By Elizabeth Randolph and Raymond Allan
Maureen Centa is a mother of six; two biological, one adopted and three she and her husband adopted after having them as foster children.
“We adopted our girls at 11 and 13 after their biological mother couldn’t follow through with a plan to keep them with her,” Centa said. “After adopting them, our director told us about a 14-year-old boy who needed a home, but I didn’t think we were in a place to have more children. We ended up having him over for Easter and it was his first time decorating Easter eggs at 14-years-old and he was wonderful. When he left, I went upstairs and my husband had tears in his eyes and said, ‘that’s our son, too.’”
Centa and her husband were able to provide a home for three out of a reported 12,500 foster care children in the state of Ohio. Many of these children have been placed in multiple foster homes before they’ve reached the age of 18. Once they are 18, they have “aged out” of the foster care system and are left to fend for themselves in most cases.

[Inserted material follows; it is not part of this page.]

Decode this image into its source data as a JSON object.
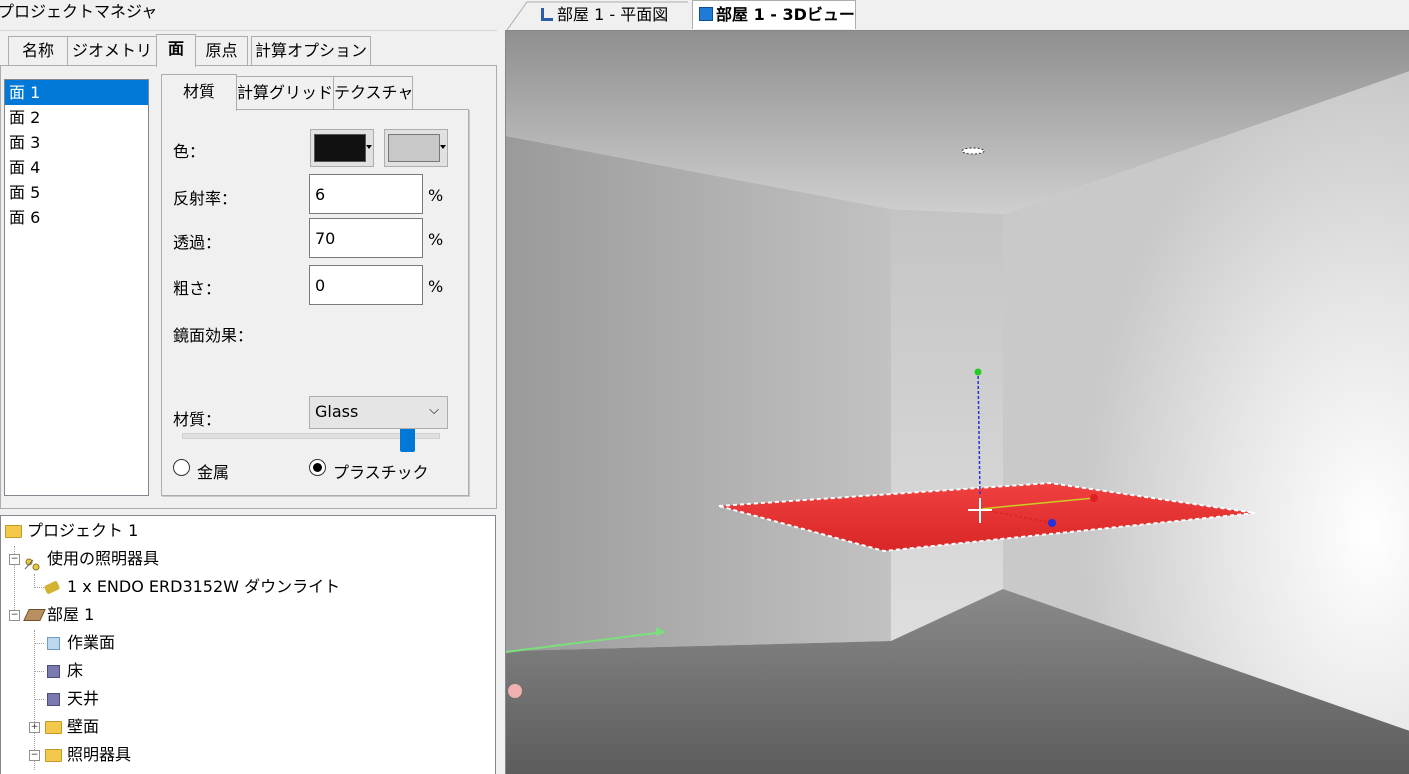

According to the Junior League of Cleveland, foster care children who age out are at a higher risk for homelessness, unemployment, human trafficking, public assistance and incarceration.
House Bill 50, an Ohio bill introduced by representatives Dorothy Pelanda and Cheryl L. Grossman, could allow children to stay under foster care guardianship until they are 21. The bill will give children an extra three years to learn about what goes into being an adult, as well as providing a safety net for them. If passed, children wouldn’t be required to stay in foster care once they are 18 if they feel equipped to live on their own.
Ohio Attorney General Mike DeWine recently announced his support of the bill, in a column for the my Daily Dayton news.
“Research confirms that foster youth in states where the age limit has been raised are more likely to have some college education and earn higher incomes,” DeWine said. They’re also less likely to experience teen pregnancy or incarceration.
DeWine also stated that his office has issued a $1 million grant for “Ohio Reach”, a program that connects kids who are aging out of foster care with opportunities for a higher education.
Caring for Kids is a private adoption and foster care agency where Centa works as a recruitment and training coordinator. The career change came after she realized she loved working with foster children. CFK provides adoptive and foster parents for children who have nowhere else to go. Centa said the agency also has programs foster children once they are 18.
“Once a foster child ages out of foster care, it can be difficult for them to keep those relationships because they’re so used to (once they leave the home) not having a connection with the family anymore,” she said. “For our agency, we have Wendy’s wonderful kids program provided by the Dave Thomas Foundation and Wendy’s restaurants. The program provides us with grants for recruiters whose main focus is to find someone from a foster child’s past who could possibly adopt the children. When that’s not attainable, we provide permanency partners for children so that when they are 18, they have someone who agrees to help them by taking them grocery shopping or adding themselves as a reference for them to get a job or an apartment.
Centa said in addition to what Caring for Kids provides, some colleges like Cleveland State University have college programs for children who are about to or have aged out of foster care. Cleveland also provides resources for foster care children who are 18 with College Now Greater Cleveland.
“These are great programs, but there’s still a lack of resources for kids once they’re 18,” she said.
House Bill 50 has yet to be passed and one of the biggest issues of the bill is it will take more of taxpayers’ dollars. In the state of Ohio, taxpayers pay for the money provided for foster parents, also known as “per diems”. With a per diem, foster families in Ohio are paid an average of $20-$30 a day to provide for the child, which varies from county to county. While this can be costly, reports from Junior League of Cleveland show that taxpayers pay on average $300,000 for students who age out of foster care. These costs are typically for prison costs, public assistance and other social costs the young adult may need as a result of not having other resources.
“Taxpayers don’t realize that they’re actually saving by supporting the bill,” Centa said.
Centa said foster kids who age out need support with or without a bill that makes it possible for foster families to do so.
“Even if a foster child is 18, they still need somewhere to go for holidays or just when they’re having a bad day at school,” she said. “This child lost every single thing that they know and they have to learn new ways of a culture and they need someone to help them with that and that is how I put it into perspective.”